The stewed fruit is one of the "Family Tree" recipes in Jamie's Dinners: master recipes that lend themselves to several different preparations. I used the stewed fruit to make a crumble, one of 5 preparations that Oliver gives. The other 4 recipes that the fruit can used for are listed below.
Prep Time: 20 minutes
Cook Time: about 40 minutes
Yield: 6 to 8 servings
2 pears, peeled, cored, and sliced into eighths
1 pound rhubarb, OR 2 nectarines, OR 1 pound strawberries, OR 2 apples (peeled, seeded, cored, and sliced), OR whatever fruit is in season/looks good
1 pint raspberries
1 pint blackberries
1 vanilla bean
1 1/3 cups sugar
1 cinnamon stick
1 star anise
zest of 1/4 of an orange
For the stone fruit (peaches, plums, apricots, nectarines): Bring a large pot of water to the boil. Add the fruit and blanch, about 2 minutes. Drain and plunge the fruit into a large bowl of ice water. Peel, then halve the fruit and remove the pits. Slice into eighths (peaches, nectarines) or quarters (plums, apricots).
For the sugar syrup: In a large, high-sided pot, combine 1 cup plus 1 Tbsp water with the sugar. Score down the length of the vanilla bean and scrape out the seeds with a knife. Put the vanilla pod and seeds into the pot. Add other spices and orange zest. Bring to a boil and cook until the liquid is clear, then remove cinnamon, cloves, and star anise. Turn heat down to a simmer and add the firmest fruits (pears, apples, peaches, plums). Cook for about 3 minutes, then add strawberries or rhubarb. Cook until the fruit is tender, about 10 minutes. Add blackberries and raspberries and cook for about 2 minutes. If fruit mixture looks too watery, add cornstarch slurry (mix 1 tsp cornstarch with 1 tsp cold water and dissolve completely). Add more cornstarch mixture if necessary. The fruit should be slightly thickened before you put it in the oven. Turn heat off and let fruit sit in the syrup while preparing the crumble topping.

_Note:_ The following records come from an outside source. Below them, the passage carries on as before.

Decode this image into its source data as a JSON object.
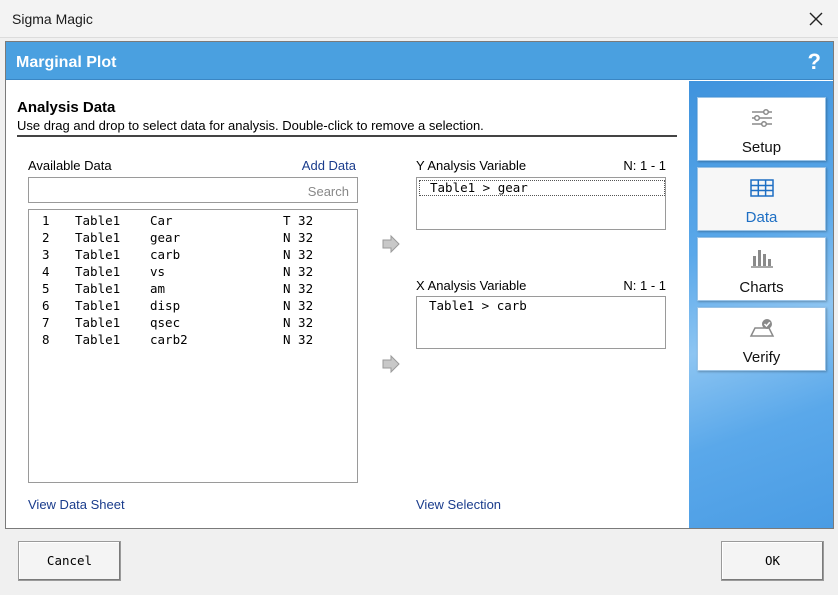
{
  "window": {
    "title": "Sigma Magic"
  },
  "header": {
    "title": "Marginal Plot",
    "help": "?"
  },
  "section": {
    "title": "Analysis Data",
    "description": "Use drag and drop to select data for analysis. Double-click to remove a selection."
  },
  "available": {
    "label": "Available Data",
    "add_link": "Add Data",
    "search_placeholder": "Search",
    "rows": [
      {
        "num": "1",
        "table": "Table1",
        "column": "Car",
        "type": "T 32"
      },
      {
        "num": "2",
        "table": "Table1",
        "column": "gear",
        "type": "N 32"
      },
      {
        "num": "3",
        "table": "Table1",
        "column": "carb",
        "type": "N 32"
      },
      {
        "num": "4",
        "table": "Table1",
        "column": "vs",
        "type": "N 32"
      },
      {
        "num": "5",
        "table": "Table1",
        "column": "am",
        "type": "N 32"
      },
      {
        "num": "6",
        "table": "Table1",
        "column": "disp",
        "type": "N 32"
      },
      {
        "num": "7",
        "table": "Table1",
        "column": "qsec",
        "type": "N 32"
      },
      {
        "num": "8",
        "table": "Table1",
        "column": "carb2",
        "type": "N 32"
      }
    ],
    "view_link": "View Data Sheet"
  },
  "y_variable": {
    "label": "Y Analysis Variable",
    "count": "N: 1 - 1",
    "value": "Table1 > gear"
  },
  "x_variable": {
    "label": "X Analysis Variable",
    "count": "N: 1 - 1",
    "value": "Table1 > carb"
  },
  "view_selection": "View Selection",
  "nav": [
    {
      "label": "Setup",
      "icon": "sliders-icon",
      "active": false
    },
    {
      "label": "Data",
      "icon": "table-icon",
      "active": true
    },
    {
      "label": "Charts",
      "icon": "bar-chart-icon",
      "active": false
    },
    {
      "label": "Verify",
      "icon": "verify-icon",
      "active": false
    }
  ],
  "footer": {
    "cancel": "Cancel",
    "ok": "OK"
  },
  "colors": {
    "header": "#4aa0e0",
    "accent": "#1e6fc4",
    "link": "#1a3c8c"
  }
}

1 3/4 cups all-purpose flour
8 Tbsp butter (1 stick), cut into 1-inch cubes and softened at room temperature for about 30 minutes
6 Tbsp sugar
Rub the flour, butter, sugar, and salt together in a medium bowl, using your fingertips. You want a texture similar to coarse cornmeal. Put the stewed fruit in a large (9-by-13-inch, or larger) baking dish. Pour the topping over the fruit and bake at 350 degrees until the filling is bubbling and the topping is golden, about 20 minutes. Serve with vanilla ice cream, sweetened whipped cream, or crème fraîche.
Other "Family Tree" recipe ideas for Stewed Fruit (not tested by me):
Syllabub: Whip 2 1/2 cups heavy cream to form soft peaks. Combine with the stewed fruit and serve in individual glasses or bowls with a little grated orange zest sprinkled on top. Oliver says this serves 4 people, but I think it would yield more like 6 or 8 servings.
On Toast: Toast some thick slices of bread (challah or egg bread would be good choices), then butter and top with some stewed fruit. Crumble some goat cheese or ricotta over the top, and drizzle with a little honey. You can make as many servings as you wish. This sounds like a lovely idea for breakfast or brunch.
Phyllo Pastry Parcels: Defrost a package of frozen phyllo sheets. Keep a damp cloth over them while you're not working with them. Take 2 sheets and brush with melted butter, then stick them together. Cut them into a square 8-by-8 inches and spoon 2 Tbsp of stewed fruit into the middle of the square. Crumble over a little ricotta cheese or cottage cheese and sprinkle on some brown sugar, then bring the sides of the pastry up and squeeze them together to make a little parcel. Repeat with the rest of the phyllo sheets and stewed fruit. Brush the tops with melted butter and bake on a sheet lined with parchment paper at 325 degrees for 15 to 20 minutes or until golden and crisp.
With Yogurt: Combine some plain yogurt with stewed fruit, honey, and a scattering of rolled oats or granola.